YOUR ASSIGNMENT
All that is required is the number of lines in this listing that hold "登録画面".

DATA FOR THE TASK: Begin

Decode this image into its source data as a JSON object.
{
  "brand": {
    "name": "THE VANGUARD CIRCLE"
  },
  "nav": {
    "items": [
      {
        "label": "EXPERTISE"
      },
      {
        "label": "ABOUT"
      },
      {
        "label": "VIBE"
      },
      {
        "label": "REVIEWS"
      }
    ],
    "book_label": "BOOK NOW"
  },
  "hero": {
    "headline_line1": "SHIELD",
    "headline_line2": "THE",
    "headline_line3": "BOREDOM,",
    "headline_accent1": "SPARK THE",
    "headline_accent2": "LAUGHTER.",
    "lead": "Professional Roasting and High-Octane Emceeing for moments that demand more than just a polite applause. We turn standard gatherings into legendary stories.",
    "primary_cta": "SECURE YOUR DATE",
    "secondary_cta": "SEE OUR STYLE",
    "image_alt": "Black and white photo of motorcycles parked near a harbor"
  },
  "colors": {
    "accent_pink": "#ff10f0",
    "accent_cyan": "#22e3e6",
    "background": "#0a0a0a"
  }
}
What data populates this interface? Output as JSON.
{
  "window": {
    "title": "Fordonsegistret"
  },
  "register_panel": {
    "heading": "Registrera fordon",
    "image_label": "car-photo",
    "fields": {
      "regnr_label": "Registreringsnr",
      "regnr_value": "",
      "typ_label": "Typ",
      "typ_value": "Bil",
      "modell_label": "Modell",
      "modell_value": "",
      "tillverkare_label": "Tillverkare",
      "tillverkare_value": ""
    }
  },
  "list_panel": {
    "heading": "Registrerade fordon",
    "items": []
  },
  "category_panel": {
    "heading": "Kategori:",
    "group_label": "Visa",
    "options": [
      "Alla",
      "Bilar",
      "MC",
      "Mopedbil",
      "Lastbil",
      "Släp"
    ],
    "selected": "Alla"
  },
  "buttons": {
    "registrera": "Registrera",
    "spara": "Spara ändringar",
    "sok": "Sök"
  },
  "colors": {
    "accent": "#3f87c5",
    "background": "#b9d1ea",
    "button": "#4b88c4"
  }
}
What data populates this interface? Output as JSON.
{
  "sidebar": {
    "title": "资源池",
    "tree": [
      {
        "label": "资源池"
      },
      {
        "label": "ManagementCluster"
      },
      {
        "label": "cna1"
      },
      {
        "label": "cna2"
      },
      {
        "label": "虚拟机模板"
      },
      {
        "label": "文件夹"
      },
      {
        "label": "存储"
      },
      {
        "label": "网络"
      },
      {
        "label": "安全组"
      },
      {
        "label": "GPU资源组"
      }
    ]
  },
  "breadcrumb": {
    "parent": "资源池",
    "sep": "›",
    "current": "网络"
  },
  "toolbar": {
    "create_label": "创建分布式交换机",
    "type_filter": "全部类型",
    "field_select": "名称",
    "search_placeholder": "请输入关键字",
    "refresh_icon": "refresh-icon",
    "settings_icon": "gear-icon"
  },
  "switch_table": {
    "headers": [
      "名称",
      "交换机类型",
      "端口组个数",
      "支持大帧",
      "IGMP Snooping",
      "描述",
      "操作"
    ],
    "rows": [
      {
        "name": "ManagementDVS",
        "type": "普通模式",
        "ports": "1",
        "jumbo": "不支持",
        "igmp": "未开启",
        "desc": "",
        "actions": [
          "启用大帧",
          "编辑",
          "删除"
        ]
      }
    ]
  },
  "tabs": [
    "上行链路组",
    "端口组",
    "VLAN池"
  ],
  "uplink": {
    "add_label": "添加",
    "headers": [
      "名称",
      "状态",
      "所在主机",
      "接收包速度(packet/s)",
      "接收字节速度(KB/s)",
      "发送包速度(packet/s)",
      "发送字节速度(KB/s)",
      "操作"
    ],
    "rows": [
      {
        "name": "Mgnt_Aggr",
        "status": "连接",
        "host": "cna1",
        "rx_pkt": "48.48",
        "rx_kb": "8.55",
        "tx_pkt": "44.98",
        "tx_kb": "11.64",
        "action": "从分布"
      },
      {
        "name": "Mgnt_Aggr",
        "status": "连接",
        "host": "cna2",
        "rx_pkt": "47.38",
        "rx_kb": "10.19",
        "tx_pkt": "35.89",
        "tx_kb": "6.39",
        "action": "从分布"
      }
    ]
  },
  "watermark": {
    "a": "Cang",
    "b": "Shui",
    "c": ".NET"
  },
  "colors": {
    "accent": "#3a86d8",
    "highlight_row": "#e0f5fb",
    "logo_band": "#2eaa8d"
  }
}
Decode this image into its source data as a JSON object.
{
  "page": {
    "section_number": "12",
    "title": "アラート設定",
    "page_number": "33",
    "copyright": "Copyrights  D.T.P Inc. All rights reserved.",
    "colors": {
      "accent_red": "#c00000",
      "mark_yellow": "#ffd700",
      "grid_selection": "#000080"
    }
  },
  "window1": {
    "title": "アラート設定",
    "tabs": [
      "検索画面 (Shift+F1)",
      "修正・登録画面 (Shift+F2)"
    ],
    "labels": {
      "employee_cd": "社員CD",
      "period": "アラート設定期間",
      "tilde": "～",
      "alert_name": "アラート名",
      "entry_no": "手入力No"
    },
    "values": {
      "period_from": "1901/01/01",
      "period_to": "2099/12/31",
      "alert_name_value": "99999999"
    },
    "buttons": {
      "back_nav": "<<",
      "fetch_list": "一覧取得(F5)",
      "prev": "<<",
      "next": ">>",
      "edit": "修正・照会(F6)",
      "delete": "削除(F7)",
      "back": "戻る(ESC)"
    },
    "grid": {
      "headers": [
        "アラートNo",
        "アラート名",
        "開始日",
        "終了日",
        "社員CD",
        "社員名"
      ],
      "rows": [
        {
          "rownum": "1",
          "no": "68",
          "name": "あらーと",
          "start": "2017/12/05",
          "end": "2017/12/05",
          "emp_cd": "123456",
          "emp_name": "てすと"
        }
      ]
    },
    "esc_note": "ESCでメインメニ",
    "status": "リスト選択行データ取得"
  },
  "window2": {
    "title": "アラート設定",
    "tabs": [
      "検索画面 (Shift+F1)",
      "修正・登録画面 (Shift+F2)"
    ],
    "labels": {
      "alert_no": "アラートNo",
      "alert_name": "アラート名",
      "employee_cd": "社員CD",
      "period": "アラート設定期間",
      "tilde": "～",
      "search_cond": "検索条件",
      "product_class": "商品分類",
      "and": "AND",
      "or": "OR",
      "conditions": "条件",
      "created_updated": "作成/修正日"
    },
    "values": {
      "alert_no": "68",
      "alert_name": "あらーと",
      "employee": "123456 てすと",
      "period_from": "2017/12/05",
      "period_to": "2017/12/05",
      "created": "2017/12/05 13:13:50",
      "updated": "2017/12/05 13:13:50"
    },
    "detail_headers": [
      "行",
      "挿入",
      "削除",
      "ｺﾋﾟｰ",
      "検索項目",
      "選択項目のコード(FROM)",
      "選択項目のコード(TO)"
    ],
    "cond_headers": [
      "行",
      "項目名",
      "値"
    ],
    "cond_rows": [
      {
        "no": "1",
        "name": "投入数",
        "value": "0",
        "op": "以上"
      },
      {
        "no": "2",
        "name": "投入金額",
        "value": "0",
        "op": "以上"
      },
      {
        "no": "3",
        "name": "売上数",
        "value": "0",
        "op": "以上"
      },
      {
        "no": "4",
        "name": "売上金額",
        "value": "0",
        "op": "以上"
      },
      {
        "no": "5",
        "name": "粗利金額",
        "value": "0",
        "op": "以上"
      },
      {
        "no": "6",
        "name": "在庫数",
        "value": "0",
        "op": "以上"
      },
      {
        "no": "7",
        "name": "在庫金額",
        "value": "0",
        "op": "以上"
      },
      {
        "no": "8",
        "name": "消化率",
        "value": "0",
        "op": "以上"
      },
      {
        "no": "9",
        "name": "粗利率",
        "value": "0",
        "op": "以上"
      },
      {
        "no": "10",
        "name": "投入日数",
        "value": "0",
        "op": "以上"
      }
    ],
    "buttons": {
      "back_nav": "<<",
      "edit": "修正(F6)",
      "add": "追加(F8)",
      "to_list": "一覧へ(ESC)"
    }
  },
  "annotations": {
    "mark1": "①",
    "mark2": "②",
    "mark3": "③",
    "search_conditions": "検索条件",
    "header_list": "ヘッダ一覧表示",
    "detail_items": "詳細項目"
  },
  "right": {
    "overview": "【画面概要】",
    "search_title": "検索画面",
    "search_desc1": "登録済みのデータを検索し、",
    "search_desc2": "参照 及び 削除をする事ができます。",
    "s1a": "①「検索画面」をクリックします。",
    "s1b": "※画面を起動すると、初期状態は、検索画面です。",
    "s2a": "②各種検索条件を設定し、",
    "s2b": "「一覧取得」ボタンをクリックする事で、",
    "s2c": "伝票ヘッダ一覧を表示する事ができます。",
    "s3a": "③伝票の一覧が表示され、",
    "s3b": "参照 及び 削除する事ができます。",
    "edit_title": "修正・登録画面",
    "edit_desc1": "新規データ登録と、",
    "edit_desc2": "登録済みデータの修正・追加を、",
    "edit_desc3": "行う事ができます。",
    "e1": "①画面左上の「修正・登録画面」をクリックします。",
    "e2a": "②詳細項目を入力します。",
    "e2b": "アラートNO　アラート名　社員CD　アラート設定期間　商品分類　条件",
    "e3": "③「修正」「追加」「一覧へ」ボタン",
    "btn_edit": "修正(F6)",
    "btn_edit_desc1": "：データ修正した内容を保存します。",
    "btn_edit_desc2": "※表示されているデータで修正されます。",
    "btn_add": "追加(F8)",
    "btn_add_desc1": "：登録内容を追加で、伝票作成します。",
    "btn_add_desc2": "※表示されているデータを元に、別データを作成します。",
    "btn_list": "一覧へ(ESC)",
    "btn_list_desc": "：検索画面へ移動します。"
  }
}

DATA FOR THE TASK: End

OUTPUT
4